'''
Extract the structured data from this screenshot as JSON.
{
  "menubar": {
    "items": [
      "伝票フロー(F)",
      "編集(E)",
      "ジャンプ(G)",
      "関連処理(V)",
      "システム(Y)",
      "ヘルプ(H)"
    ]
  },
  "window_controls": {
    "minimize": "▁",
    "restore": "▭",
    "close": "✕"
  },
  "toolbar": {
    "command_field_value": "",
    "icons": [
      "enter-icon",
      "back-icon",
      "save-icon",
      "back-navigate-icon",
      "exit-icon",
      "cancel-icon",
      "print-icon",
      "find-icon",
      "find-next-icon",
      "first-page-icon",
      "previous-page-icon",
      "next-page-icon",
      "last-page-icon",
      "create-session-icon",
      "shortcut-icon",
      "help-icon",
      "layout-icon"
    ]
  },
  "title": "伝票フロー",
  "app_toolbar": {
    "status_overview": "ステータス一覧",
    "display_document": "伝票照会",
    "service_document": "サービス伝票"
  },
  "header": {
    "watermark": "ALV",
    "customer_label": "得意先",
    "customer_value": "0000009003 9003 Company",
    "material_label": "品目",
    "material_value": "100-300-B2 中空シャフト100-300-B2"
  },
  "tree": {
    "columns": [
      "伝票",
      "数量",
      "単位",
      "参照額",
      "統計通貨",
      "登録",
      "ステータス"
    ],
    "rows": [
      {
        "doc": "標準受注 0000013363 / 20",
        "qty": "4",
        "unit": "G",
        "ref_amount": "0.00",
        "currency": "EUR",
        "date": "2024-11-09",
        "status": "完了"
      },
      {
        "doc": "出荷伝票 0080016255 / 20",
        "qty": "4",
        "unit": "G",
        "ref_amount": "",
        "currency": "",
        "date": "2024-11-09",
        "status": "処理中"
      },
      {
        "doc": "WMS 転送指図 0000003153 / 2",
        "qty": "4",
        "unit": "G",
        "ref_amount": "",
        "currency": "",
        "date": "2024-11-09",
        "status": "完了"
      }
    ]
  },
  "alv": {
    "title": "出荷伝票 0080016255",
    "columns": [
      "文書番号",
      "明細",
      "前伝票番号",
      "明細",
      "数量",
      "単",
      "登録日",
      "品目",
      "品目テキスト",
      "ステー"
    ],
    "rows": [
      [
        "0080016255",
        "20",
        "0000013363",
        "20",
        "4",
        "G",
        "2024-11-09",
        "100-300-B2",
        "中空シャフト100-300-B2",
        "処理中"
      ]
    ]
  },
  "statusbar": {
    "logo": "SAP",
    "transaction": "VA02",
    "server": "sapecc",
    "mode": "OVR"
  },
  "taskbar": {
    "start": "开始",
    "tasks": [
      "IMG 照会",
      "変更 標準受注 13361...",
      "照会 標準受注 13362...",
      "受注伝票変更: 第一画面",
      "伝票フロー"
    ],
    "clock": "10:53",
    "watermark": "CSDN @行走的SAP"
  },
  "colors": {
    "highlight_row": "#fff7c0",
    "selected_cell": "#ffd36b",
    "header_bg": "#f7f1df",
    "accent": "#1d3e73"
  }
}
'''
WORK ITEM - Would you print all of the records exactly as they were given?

ANSWER BELOW -
Extract the structured data from this screenshot as JSON.
{
  "menubar": {
    "items": [
      "伝票フロー(F)",
      "編集(E)",
      "ジャンプ(G)",
      "関連処理(V)",
      "システム(Y)",
      "ヘルプ(H)"
    ]
  },
  "window_controls": {
    "minimize": "▁",
    "restore": "▭",
    "close": "✕"
  },
  "toolbar": {
    "command_field_value": "",
    "icons": [
      "enter-icon",
      "back-icon",
      "save-icon",
      "back-navigate-icon",
      "exit-icon",
      "cancel-icon",
      "print-icon",
      "find-icon",
      "find-next-icon",
      "first-page-icon",
      "previous-page-icon",
      "next-page-icon",
      "last-page-icon",
      "create-session-icon",
      "shortcut-icon",
      "help-icon",
      "layout-icon"
    ]
  },
  "title": "伝票フロー",
  "app_toolbar": {
    "status_overview": "ステータス一覧",
    "display_document": "伝票照会",
    "service_document": "サービス伝票"
  },
  "header": {
    "watermark": "ALV",
    "customer_label": "得意先",
    "customer_value": "0000009003 9003 Company",
    "material_label": "品目",
    "material_value": "100-300-B2 中空シャフト100-300-B2"
  },
  "tree": {
    "columns": [
      "伝票",
      "数量",
      "単位",
      "参照額",
      "統計通貨",
      "登録",
      "ステータス"
    ],
    "rows": [
      {
        "doc": "標準受注 0000013363 / 20",
        "qty": "4",
        "unit": "G",
        "ref_amount": "0.00",
        "currency": "EUR",
        "date": "2024-11-09",
        "status": "完了"
      },
      {
        "doc": "出荷伝票 0080016255 / 20",
        "qty": "4",
        "unit": "G",
        "ref_amount": "",
        "currency": "",
        "date": "2024-11-09",
        "status": "処理中"
      },
      {
        "doc": "WMS 転送指図 0000003153 / 2",
        "qty": "4",
        "unit": "G",
        "ref_amount": "",
        "currency": "",
        "date": "2024-11-09",
        "status": "完了"
      }
    ]
  },
  "alv": {
    "title": "出荷伝票 0080016255",
    "columns": [
      "文書番号",
      "明細",
      "前伝票番号",
      "明細",
      "数量",
      "単",
      "登録日",
      "品目",
      "品目テキスト",
      "ステー"
    ],
    "rows": [
      [
        "0080016255",
        "20",
        "0000013363",
        "20",
        "4",
        "G",
        "2024-11-09",
        "100-300-B2",
        "中空シャフト100-300-B2",
        "処理中"
      ]
    ]
  },
  "statusbar": {
    "logo": "SAP",
    "transaction": "VA02",
    "server": "sapecc",
    "mode": "OVR"
  },
  "taskbar": {
    "start": "开始",
    "tasks": [
      "IMG 照会",
      "変更 標準受注 13361...",
      "照会 標準受注 13362...",
      "受注伝票変更: 第一画面",
      "伝票フロー"
    ],
    "clock": "10:53",
    "watermark": "CSDN @行走的SAP"
  },
  "colors": {
    "highlight_row": "#fff7c0",
    "selected_cell": "#ffd36b",
    "header_bg": "#f7f1df",
    "accent": "#1d3e73"
  }
}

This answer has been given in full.